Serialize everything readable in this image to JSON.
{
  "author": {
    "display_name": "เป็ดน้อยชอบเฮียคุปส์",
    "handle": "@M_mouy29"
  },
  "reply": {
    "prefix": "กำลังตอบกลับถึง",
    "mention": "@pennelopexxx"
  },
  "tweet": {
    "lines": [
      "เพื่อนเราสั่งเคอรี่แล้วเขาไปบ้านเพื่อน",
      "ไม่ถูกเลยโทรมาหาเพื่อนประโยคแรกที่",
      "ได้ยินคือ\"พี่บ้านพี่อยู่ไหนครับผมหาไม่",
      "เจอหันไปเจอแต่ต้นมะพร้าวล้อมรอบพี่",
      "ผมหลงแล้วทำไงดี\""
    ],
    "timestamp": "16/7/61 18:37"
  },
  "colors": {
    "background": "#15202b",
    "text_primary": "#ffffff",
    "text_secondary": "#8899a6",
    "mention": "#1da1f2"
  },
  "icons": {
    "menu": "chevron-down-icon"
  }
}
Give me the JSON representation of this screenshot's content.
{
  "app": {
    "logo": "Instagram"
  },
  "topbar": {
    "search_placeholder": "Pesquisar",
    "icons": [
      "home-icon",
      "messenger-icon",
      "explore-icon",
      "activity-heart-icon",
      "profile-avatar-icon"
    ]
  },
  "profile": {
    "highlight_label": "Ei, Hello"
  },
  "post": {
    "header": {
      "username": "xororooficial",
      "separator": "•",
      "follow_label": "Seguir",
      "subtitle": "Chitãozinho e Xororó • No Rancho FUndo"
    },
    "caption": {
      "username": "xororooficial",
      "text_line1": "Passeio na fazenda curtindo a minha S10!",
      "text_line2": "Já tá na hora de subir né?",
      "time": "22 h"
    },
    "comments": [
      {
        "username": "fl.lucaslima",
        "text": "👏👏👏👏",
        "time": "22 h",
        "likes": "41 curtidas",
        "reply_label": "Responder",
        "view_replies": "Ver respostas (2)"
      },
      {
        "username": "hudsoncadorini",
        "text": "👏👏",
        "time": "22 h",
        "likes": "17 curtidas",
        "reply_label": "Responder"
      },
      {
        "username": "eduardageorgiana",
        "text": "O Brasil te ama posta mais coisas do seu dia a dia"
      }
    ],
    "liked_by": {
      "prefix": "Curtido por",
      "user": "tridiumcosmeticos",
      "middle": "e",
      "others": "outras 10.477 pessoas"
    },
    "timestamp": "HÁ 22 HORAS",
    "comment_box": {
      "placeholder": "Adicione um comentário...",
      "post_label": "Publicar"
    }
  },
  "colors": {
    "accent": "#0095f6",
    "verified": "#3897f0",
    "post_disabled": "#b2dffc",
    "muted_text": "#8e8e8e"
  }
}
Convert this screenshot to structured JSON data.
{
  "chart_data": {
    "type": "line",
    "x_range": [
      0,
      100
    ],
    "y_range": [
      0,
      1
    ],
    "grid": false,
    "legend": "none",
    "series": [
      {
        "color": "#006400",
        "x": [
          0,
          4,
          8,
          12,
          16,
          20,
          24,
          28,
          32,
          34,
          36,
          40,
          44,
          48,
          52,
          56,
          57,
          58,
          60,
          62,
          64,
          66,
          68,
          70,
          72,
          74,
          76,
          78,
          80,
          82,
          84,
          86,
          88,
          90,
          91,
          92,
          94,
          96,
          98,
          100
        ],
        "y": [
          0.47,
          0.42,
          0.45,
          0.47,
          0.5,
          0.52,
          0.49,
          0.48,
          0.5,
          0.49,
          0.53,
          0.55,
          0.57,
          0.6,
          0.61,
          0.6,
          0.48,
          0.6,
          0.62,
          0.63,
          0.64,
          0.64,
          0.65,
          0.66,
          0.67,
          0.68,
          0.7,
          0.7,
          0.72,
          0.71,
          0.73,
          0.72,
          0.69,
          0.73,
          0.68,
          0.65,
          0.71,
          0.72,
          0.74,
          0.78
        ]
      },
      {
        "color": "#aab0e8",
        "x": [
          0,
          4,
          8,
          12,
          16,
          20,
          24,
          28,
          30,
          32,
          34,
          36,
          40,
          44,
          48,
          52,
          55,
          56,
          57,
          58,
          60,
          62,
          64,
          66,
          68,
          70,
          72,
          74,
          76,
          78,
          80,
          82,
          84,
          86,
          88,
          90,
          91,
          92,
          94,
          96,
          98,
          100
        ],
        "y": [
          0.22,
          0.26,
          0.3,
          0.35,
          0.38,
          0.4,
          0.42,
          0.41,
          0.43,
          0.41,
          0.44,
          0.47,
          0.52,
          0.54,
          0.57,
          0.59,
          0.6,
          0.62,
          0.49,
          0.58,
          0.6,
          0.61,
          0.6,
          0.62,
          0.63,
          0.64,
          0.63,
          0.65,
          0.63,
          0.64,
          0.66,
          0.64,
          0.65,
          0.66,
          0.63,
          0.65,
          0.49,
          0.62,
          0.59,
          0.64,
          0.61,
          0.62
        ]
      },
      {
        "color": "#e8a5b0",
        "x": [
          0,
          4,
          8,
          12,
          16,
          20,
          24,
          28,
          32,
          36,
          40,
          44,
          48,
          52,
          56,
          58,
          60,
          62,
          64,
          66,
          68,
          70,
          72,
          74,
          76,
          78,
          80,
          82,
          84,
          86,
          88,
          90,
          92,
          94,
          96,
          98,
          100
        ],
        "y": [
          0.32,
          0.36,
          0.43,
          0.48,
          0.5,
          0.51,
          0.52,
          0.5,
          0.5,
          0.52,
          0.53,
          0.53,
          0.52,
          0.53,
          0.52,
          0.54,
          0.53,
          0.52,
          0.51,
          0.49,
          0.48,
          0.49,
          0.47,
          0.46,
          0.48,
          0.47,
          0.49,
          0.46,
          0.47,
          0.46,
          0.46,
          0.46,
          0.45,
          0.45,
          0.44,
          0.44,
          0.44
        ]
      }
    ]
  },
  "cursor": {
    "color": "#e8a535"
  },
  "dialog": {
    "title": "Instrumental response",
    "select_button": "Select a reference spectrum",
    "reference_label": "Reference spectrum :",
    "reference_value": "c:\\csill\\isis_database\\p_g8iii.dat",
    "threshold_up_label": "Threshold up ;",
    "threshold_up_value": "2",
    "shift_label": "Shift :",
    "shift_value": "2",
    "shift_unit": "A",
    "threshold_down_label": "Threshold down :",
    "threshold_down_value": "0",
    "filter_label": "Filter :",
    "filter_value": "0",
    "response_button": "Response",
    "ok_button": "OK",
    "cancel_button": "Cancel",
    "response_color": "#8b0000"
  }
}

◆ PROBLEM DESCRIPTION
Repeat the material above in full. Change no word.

◆ WRITTEN ANSWER
Serialize everything readable in this image to JSON.
{
  "author": {
    "display_name": "เป็ดน้อยชอบเฮียคุปส์",
    "handle": "@M_mouy29"
  },
  "reply": {
    "prefix": "กำลังตอบกลับถึง",
    "mention": "@pennelopexxx"
  },
  "tweet": {
    "lines": [
      "เพื่อนเราสั่งเคอรี่แล้วเขาไปบ้านเพื่อน",
      "ไม่ถูกเลยโทรมาหาเพื่อนประโยคแรกที่",
      "ได้ยินคือ\"พี่บ้านพี่อยู่ไหนครับผมหาไม่",
      "เจอหันไปเจอแต่ต้นมะพร้าวล้อมรอบพี่",
      "ผมหลงแล้วทำไงดี\""
    ],
    "timestamp": "16/7/61 18:37"
  },
  "colors": {
    "background": "#15202b",
    "text_primary": "#ffffff",
    "text_secondary": "#8899a6",
    "mention": "#1da1f2"
  },
  "icons": {
    "menu": "chevron-down-icon"
  }
}
Give me the JSON representation of this screenshot's content.
{
  "app": {
    "logo": "Instagram"
  },
  "topbar": {
    "search_placeholder": "Pesquisar",
    "icons": [
      "home-icon",
      "messenger-icon",
      "explore-icon",
      "activity-heart-icon",
      "profile-avatar-icon"
    ]
  },
  "profile": {
    "highlight_label": "Ei, Hello"
  },
  "post": {
    "header": {
      "username": "xororooficial",
      "separator": "•",
      "follow_label": "Seguir",
      "subtitle": "Chitãozinho e Xororó • No Rancho FUndo"
    },
    "caption": {
      "username": "xororooficial",
      "text_line1": "Passeio na fazenda curtindo a minha S10!",
      "text_line2": "Já tá na hora de subir né?",
      "time": "22 h"
    },
    "comments": [
      {
        "username": "fl.lucaslima",
        "text": "👏👏👏👏",
        "time": "22 h",
        "likes": "41 curtidas",
        "reply_label": "Responder",
        "view_replies": "Ver respostas (2)"
      },
      {
        "username": "hudsoncadorini",
        "text": "👏👏",
        "time": "22 h",
        "likes": "17 curtidas",
        "reply_label": "Responder"
      },
      {
        "username": "eduardageorgiana",
        "text": "O Brasil te ama posta mais coisas do seu dia a dia"
      }
    ],
    "liked_by": {
      "prefix": "Curtido por",
      "user": "tridiumcosmeticos",
      "middle": "e",
      "others": "outras 10.477 pessoas"
    },
    "timestamp": "HÁ 22 HORAS",
    "comment_box": {
      "placeholder": "Adicione um comentário...",
      "post_label": "Publicar"
    }
  },
  "colors": {
    "accent": "#0095f6",
    "verified": "#3897f0",
    "post_disabled": "#b2dffc",
    "muted_text": "#8e8e8e"
  }
}
Convert this screenshot to structured JSON data.
{
  "chart_data": {
    "type": "line",
    "x_range": [
      0,
      100
    ],
    "y_range": [
      0,
      1
    ],
    "grid": false,
    "legend": "none",
    "series": [
      {
        "color": "#006400",
        "x": [
          0,
          4,
          8,
          12,
          16,
          20,
          24,
          28,
          32,
          34,
          36,
          40,
          44,
          48,
          52,
          56,
          57,
          58,
          60,
          62,
          64,
          66,
          68,
          70,
          72,
          74,
          76,
          78,
          80,
          82,
          84,
          86,
          88,
          90,
          91,
          92,
          94,
          96,
          98,
          100
        ],
        "y": [
          0.47,
          0.42,
          0.45,
          0.47,
          0.5,
          0.52,
          0.49,
          0.48,
          0.5,
          0.49,
          0.53,
          0.55,
          0.57,
          0.6,
          0.61,
          0.6,
          0.48,
          0.6,
          0.62,
          0.63,
          0.64,
          0.64,
          0.65,
          0.66,
          0.67,
          0.68,
          0.7,
          0.7,
          0.72,
          0.71,
          0.73,
          0.72,
          0.69,
          0.73,
          0.68,
          0.65,
          0.71,
          0.72,
          0.74,
          0.78
        ]
      },
      {
        "color": "#aab0e8",
        "x": [
          0,
          4,
          8,
          12,
          16,
          20,
          24,
          28,
          30,
          32,
          34,
          36,
          40,
          44,
          48,
          52,
          55,
          56,
          57,
          58,
          60,
          62,
          64,
          66,
          68,
          70,
          72,
          74,
          76,
          78,
          80,
          82,
          84,
          86,
          88,
          90,
          91,
          92,
          94,
          96,
          98,
          100
        ],
        "y": [
          0.22,
          0.26,
          0.3,
          0.35,
          0.38,
          0.4,
          0.42,
          0.41,
          0.43,
          0.41,
          0.44,
          0.47,
          0.52,
          0.54,
          0.57,
          0.59,
          0.6,
          0.62,
          0.49,
          0.58,
          0.6,
          0.61,
          0.6,
          0.62,
          0.63,
          0.64,
          0.63,
          0.65,
          0.63,
          0.64,
          0.66,
          0.64,
          0.65,
          0.66,
          0.63,
          0.65,
          0.49,
          0.62,
          0.59,
          0.64,
          0.61,
          0.62
        ]
      },
      {
        "color": "#e8a5b0",
        "x": [
          0,
          4,
          8,
          12,
          16,
          20,
          24,
          28,
          32,
          36,
          40,
          44,
          48,
          52,
          56,
          58,
          60,
          62,
          64,
          66,
          68,
          70,
          72,
          74,
          76,
          78,
          80,
          82,
          84,
          86,
          88,
          90,
          92,
          94,
          96,
          98,
          100
        ],
        "y": [
          0.32,
          0.36,
          0.43,
          0.48,
          0.5,
          0.51,
          0.52,
          0.5,
          0.5,
          0.52,
          0.53,
          0.53,
          0.52,
          0.53,
          0.52,
          0.54,
          0.53,
          0.52,
          0.51,
          0.49,
          0.48,
          0.49,
          0.47,
          0.46,
          0.48,
          0.47,
          0.49,
          0.46,
          0.47,
          0.46,
          0.46,
          0.46,
          0.45,
          0.45,
          0.44,
          0.44,
          0.44
        ]
      }
    ]
  },
  "cursor": {
    "color": "#e8a535"
  },
  "dialog": {
    "title": "Instrumental response",
    "select_button": "Select a reference spectrum",
    "reference_label": "Reference spectrum :",
    "reference_value": "c:\\csill\\isis_database\\p_g8iii.dat",
    "threshold_up_label": "Threshold up ;",
    "threshold_up_value": "2",
    "shift_label": "Shift :",
    "shift_value": "2",
    "shift_unit": "A",
    "threshold_down_label": "Threshold down :",
    "threshold_down_value": "0",
    "filter_label": "Filter :",
    "filter_value": "0",
    "response_button": "Response",
    "ok_button": "OK",
    "cancel_button": "Cancel",
    "response_color": "#8b0000"
  }
}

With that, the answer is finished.